• [EXTRACTED RECORDS]
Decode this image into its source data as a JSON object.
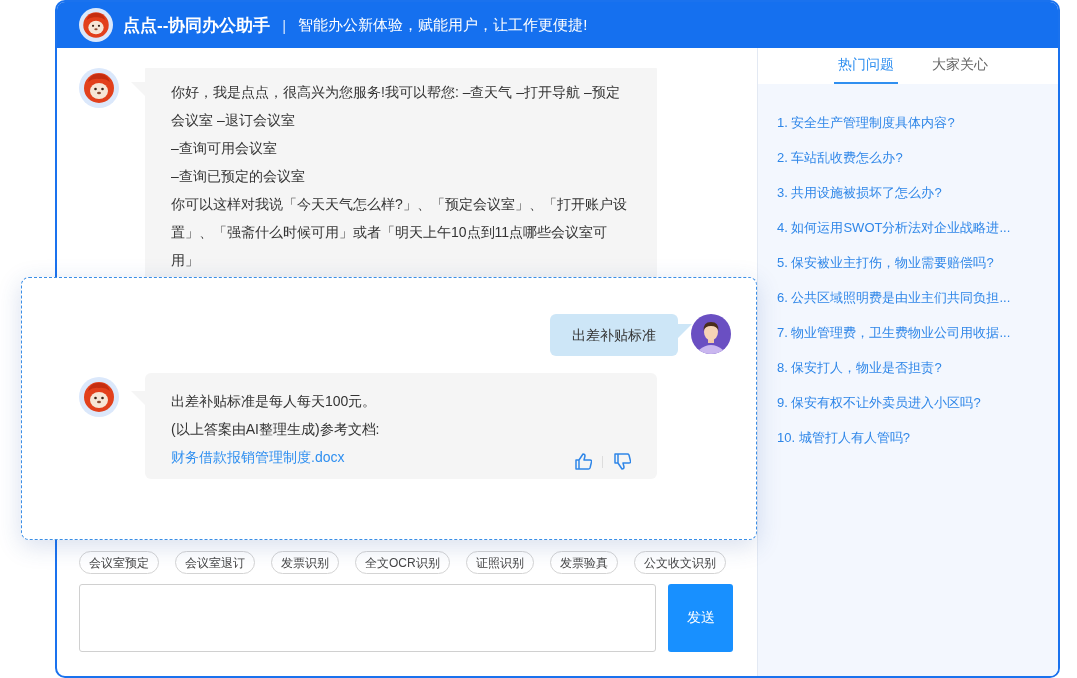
{
  "header": {
    "title": "点点--协同办公助手",
    "separator": "|",
    "subtitle": "智能办公新体验，赋能用户，让工作更便捷!"
  },
  "chat": {
    "messages": [
      {
        "kind": "greeting",
        "paragraphs": [
          "你好，我是点点，很高兴为您服务!我可以帮您: –查天气 –打开导航 –预定会议室 –退订会议室",
          "–查询可用会议室",
          "–查询已预定的会议室",
          "你可以这样对我说「今天天气怎么样?」、「预定会议室」、「打开账户设置」、「强斋什么时候可用」或者「明天上午10点到11点哪些会议室可用」"
        ]
      }
    ]
  },
  "overlay_card": {
    "messages": [
      {
        "kind": "question",
        "paragraphs": [
          "出差补贴标准"
        ]
      },
      {
        "kind": "answer",
        "paragraphs": [
          "出差补贴标准是每人每天100元。",
          "(以上答案由AI整理生成)参考文档:"
        ],
        "link": "财务借款报销管理制度.docx"
      }
    ]
  },
  "quick_replies": [
    "会议室预定",
    "会议室退订",
    "发票识别",
    "全文OCR识别",
    "证照识别",
    "发票验真",
    "公文收文识别"
  ],
  "composer": {
    "send_button": "发送"
  },
  "side_panel": {
    "tabs": [
      {
        "label": "热门问题",
        "selected": true
      },
      {
        "label": "大家关心",
        "selected": false
      }
    ],
    "questions": [
      "1. 安全生产管理制度具体内容?",
      "2. 车站乱收费怎么办?",
      "3. 共用设施被损坏了怎么办?",
      "4. 如何运用SWOT分析法对企业战略进...",
      "5. 保安被业主打伤，物业需要赔偿吗?",
      "6. 公共区域照明费是由业主们共同负担...",
      "7. 物业管理费，卫生费物业公司用收据...",
      "8. 保安打人，物业是否担责?",
      "9. 保安有权不让外卖员进入小区吗?",
      "10. 城管打人有人管吗?"
    ]
  }
}
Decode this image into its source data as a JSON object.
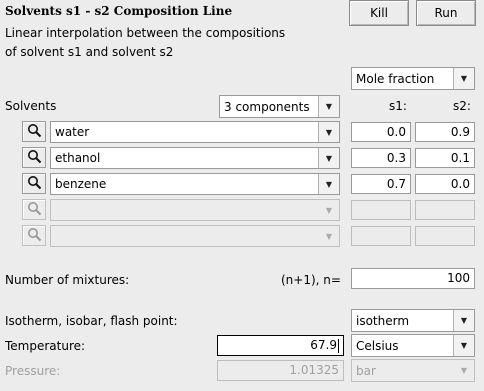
{
  "header": {
    "title": "Solvents s1 - s2 Composition Line",
    "kill_label": "Kill",
    "run_label": "Run",
    "description_line1": "Linear interpolation between the compositions",
    "description_line2": "of solvent s1 and solvent s2"
  },
  "composition_unit": {
    "selected": "Mole fraction"
  },
  "solvents": {
    "label": "Solvents",
    "count_selected": "3 components",
    "col_s1": "s1:",
    "col_s2": "s2:",
    "rows": [
      {
        "name": "water",
        "s1": "0.0",
        "s2": "0.9"
      },
      {
        "name": "ethanol",
        "s1": "0.3",
        "s2": "0.1"
      },
      {
        "name": "benzene",
        "s1": "0.7",
        "s2": "0.0"
      },
      {
        "name": "",
        "s1": "",
        "s2": ""
      },
      {
        "name": "",
        "s1": "",
        "s2": ""
      }
    ]
  },
  "mixtures": {
    "label": "Number of mixtures:",
    "formula": "(n+1), n=",
    "value": "100"
  },
  "conditions": {
    "label": "Isotherm, isobar, flash point:",
    "selected": "isotherm",
    "temperature_label": "Temperature:",
    "temperature_value": "67.9",
    "temperature_unit": "Celsius",
    "pressure_label": "Pressure:",
    "pressure_value": "1.01325",
    "pressure_unit": "bar"
  },
  "icons": {
    "search": "magnifier-icon",
    "dropdown": "chevron-down-icon"
  }
}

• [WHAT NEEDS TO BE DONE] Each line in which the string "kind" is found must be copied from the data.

• [SOLVED PROBLEM]
        "kind": "greeting",
        "kind": "question",
        "kind": "answer",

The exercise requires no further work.